Ambassador Linda Thomas-Greenfield
U.S. Representative to the United Nations
New York, New York
January 20, 2022
QUESTION: So many breaking news about Ukraine in the last days. A lot of drills around this country, no common drills in the neighboring Belarus. It’s an open door for a permanent Russian presence in Belarus, which could narrow Ukraine’s defensive capabilities. Are the United States concerned about these drills?
AMBASSADOR LINDA THOMAS-GREENFIELD: We are. As you have heard across the entire U.S. government, the President spoke about our concerns about Russian aggression along the border; Secretary Blinken is in the region right now raising concerns with our allies and our partners about Russian aggression along the border. These drills suggest to us that the Russians are moving aggressively toward invading further into Ukraine, and for that reason we are working with our partners to send the unified message that we will not stand by and allow this to happen without an aggressive response. And we’ve made clear in a number of diplomatic engagements with the Russians. As you know, we met with them in Geneva – our Deputy Secretary Wendy Sherman met with them in Geneva last week, Secretary Blinken is meeting with Foreign Minister Lavrov in Geneva, President Biden has spoken to President Putin twice on this.
So yes, we are concerned and yes, we have been absolutely clear with the Russians that should they take any aggressive actions toward Ukraine, that we will respond aggressively and they will feel our response immediately.
QUESTION: Now, Ambassador Greenfield, you stated some days ago that President Biden has instructed the U.S. diplomats to work intensively and pragmatically to find a diplomatic way in order to avert conflict in Ukraine. And I would ask you, the fact that State Department authorized the Baltics to send in Ukraine U.S. military equipment is part of this pragmatic approach?
AMBASSADOR THOMAS-GREENFIELD: Absolutely. We have to be prepared. We see what the Russians are doing. We are working intensively and aggressively on the diplomatic front, but we’re preparing if for some reason we’re not able to convince the Russians to de-escalate. We can’t prepare after they have made their moves. We have to be prepared before.
QUESTION: As you mentioned, Secretary of State Blinken paid a visit to Ukraine and asked again, from Kyiv this time, President Putin to choose a diplomatic and peaceful path. But in the meantime, the Russians withdrew part of their personnel from the Ukrainian diplomatic missions. So how do you see at the UN these movements, and can the UN react in a way or another?

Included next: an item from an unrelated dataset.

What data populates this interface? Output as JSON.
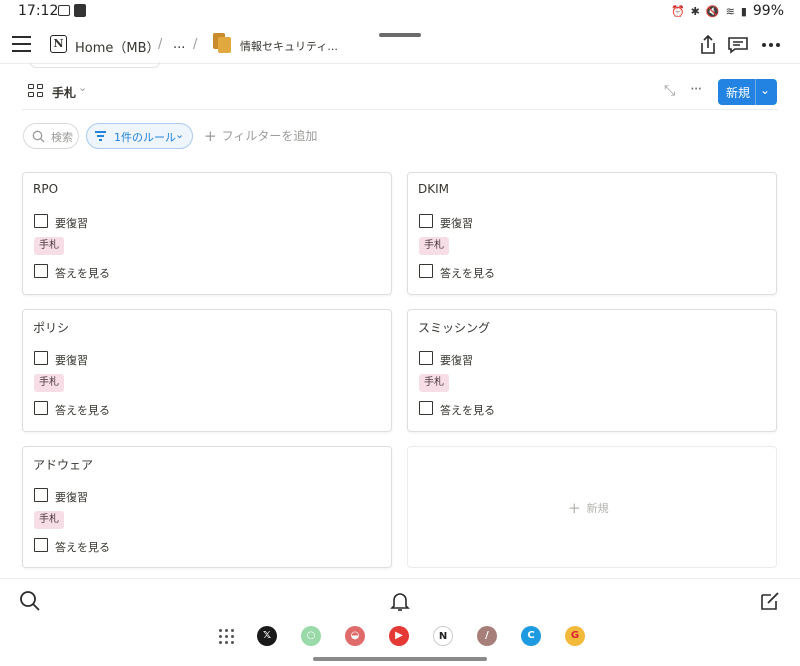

AMBASSADOR THOMAS-GREENFIELD: We’ve heard the rumors, the Russians moving their diplomatic staff. But we are still pursuing with them a path toward diplomacy. But also we’re working with our allies and partners here in New York at the United Nations to prepare for – should Russia take any actions, including looking to take this before the Security Council. This is not just an attack on Ukraine. This is an attack on all of our values, on the sovereignty of a country, on the UN Charter. It’s an attack on the values that we all work to build in the UN Charter. And Russia, as a member of the Security Council, has a responsibility to support peace and security around the globe. They can’t be a supporter of peace and security and then, at the same time, be a violator of peace and security on the borders with one of their neighbors.
QUESTION: Ambassador, if I have time for one more question, I would like to ask you: What do you hope to achieve by taking this matter at the UN Security Council? I know that in the past, discussions in the UN Security Council were good, for instance, in the Cuban Missile Crisis, let’s say for an example. But now, in this case, what do you hope to achieve? An isolation, a diplomatic isolation of Russia? Not to mention that they have this veto power in the Security Council. So how do you see this?
AMBASSADOR THOMAS-GREENFIELD: Taking this before the Security Council will be part of an opportunity to expose Russia for the actions that they are taking. And while they do have the veto power, their isolation will be felt if the Security Council brings this and we present a united front against the Russians. So the veto power is weakened when we stand united against the Russians on this. And I don’t think any country in the Security Council will sit back and say it’s okay for Russia to invade the borders of another country. In 2014, when they invaded Crimea, when they went into Crimea, we did take it before the Security Council and we got 13 votes in support of actions against the Russians, one abstention, and one no – and that was Russia’s veto. They were completely and totally isolated, and we hope that that is the case this time around as well.
QUESTION: Ambassador Greenfield, thank you.
AMBASSADOR THOMAS-GREENFIELD: – to the Security Council.
QUESTION: Okay. Thank you so much for your time.
AMBASSADOR THOMAS-GREENFIELD: Thank you.